Choreography of the City

Last month, I was walking to work when a bus passed with a giant Smuin ad on the side of it.  I was so excited to finally see one, but I wasn’t fast enough with my phone.  “Which bus was it?” someone asked at the office.  I hadn’t noted that, but I did know that the bus had turned the corner onto Market Street as I waited for the light to change.

The next morning, I caught the same train, which put me at the same corner waiting for the light to change at the same time.  It occurred to me to keep an eye out, and sure enough a bus turned right then (our ad wasn’t on it, but now I knew it was the #21!).

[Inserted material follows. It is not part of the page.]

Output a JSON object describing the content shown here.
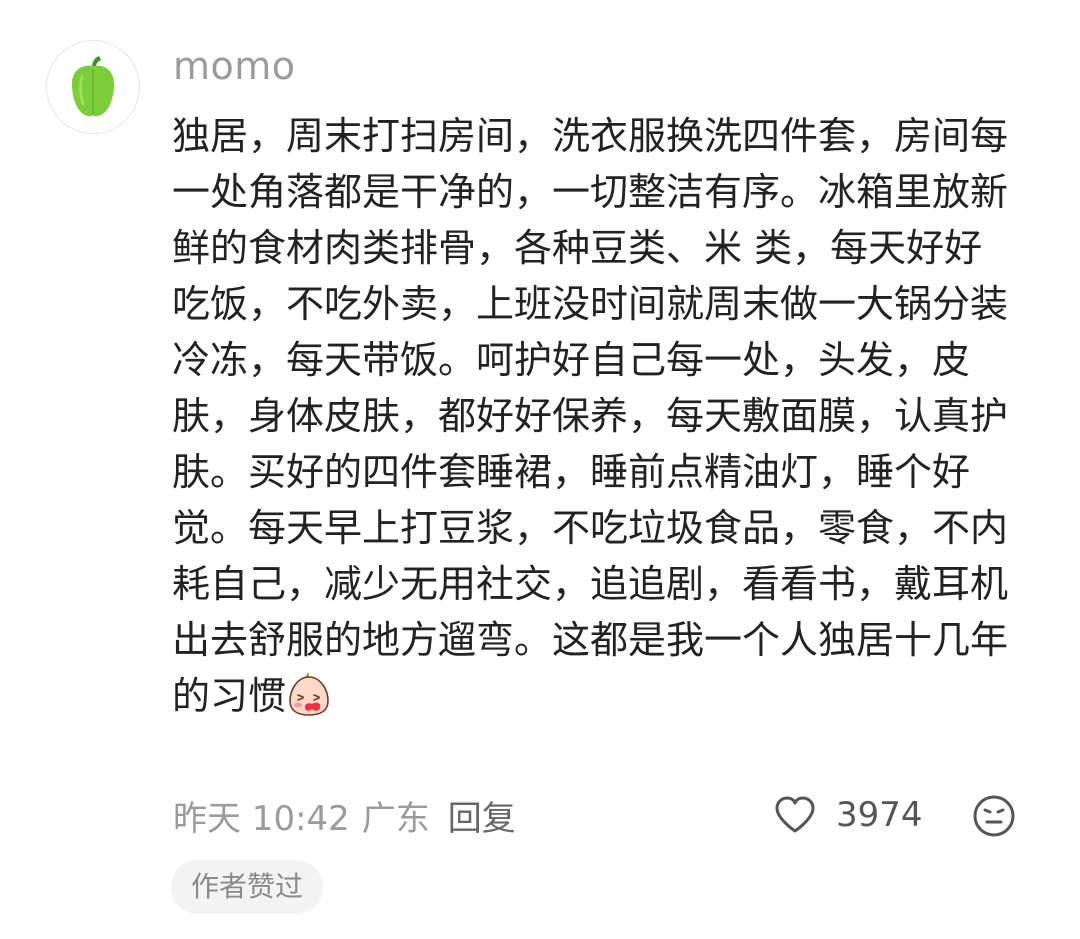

As long as I caught the 8:19 train, I would see the #21 bus turn onto Market Street.  In a moment of breathless excitement, I realized that this was the choreography of the city.  All of the many scheduled things—buses, trains, stop lights, business hours—are, essentially, choreography.  The music is both the silence of time and the sounds of the world.

Somewhere in offices, people make these timetables.  They are published, letting everyone know the timing.  And then, every morning, the city begins its performance.  I don’t know how the people making the timetables can sleep with the anticipation!

Unlike most performances, however, the city’s choreography includes a tremendous amount of improvisation.  Every pedestrian, every personal vehicle, is improvising alongside the set choreography, trying to seamlessly fit in without disruption.

I’m fairly consistent.  When I’m in Cast A, so to speak, I take the 8:19 train; when I’m in Cast B, I take the 8:34.  But sometimes I stop for a doughnut!  Or sometimes (unfortunately, frequently) the train is delayed due to police activity or a medical emergency.  When that happens, I diverge from my set choreography.

Does this have any impact on the greater choreography of the city?  No.  Surely it cannot.  And yet there is a trickledown effect.  Depending on how long the train is delayed, it impacts my day at the office, potentially shifting meetings or deadlines.  So the minor divergences impact the choreography of MY day.

There’s also a semi-regular cast of characters.  For ages, I saw the same man waiting for the train at the end of the day.  We always boarded the same one and had nearby “spots” on the train.  I haven’t seen him in some time, and I definitely noticed that.  His choreography changed.  Meanwhile, I have noted that I do NOT see the same people when I get on the train in the morning, which I find surprising given my own consistency.  This presents its own set of problems, when these alternate casts go in!  For example, at my station stop, passengers wait to board the train in two lines, starting on either side of the door and stretching backwards along the platform in opposite directions.  However, some mornings there is only a single line—and some mornings there is no line at all, only a cluster of people!  How do I adapt myself to this new choreography?  (Answer, not very successfully, and always with frustration.)

I am, absolutely, stretching the essential definition of choreography here.  But when I was in college, I took a dance composition class.  As a warm up exercise, we would often be directed to simply walk our own path around the room.  Inevitably, as the minutes passed, the group would end up walking the very same path.  Order out of chaos.

The next time you go about your regular routine, consider the choreography of the world around you.  “All the world’s a stage,” the line goes, “and all the men and women merely players; they have their exits and their entrances” (As You Like It, Act II, Scene VII).  Think of it!  Every morning, you’re making an entrance.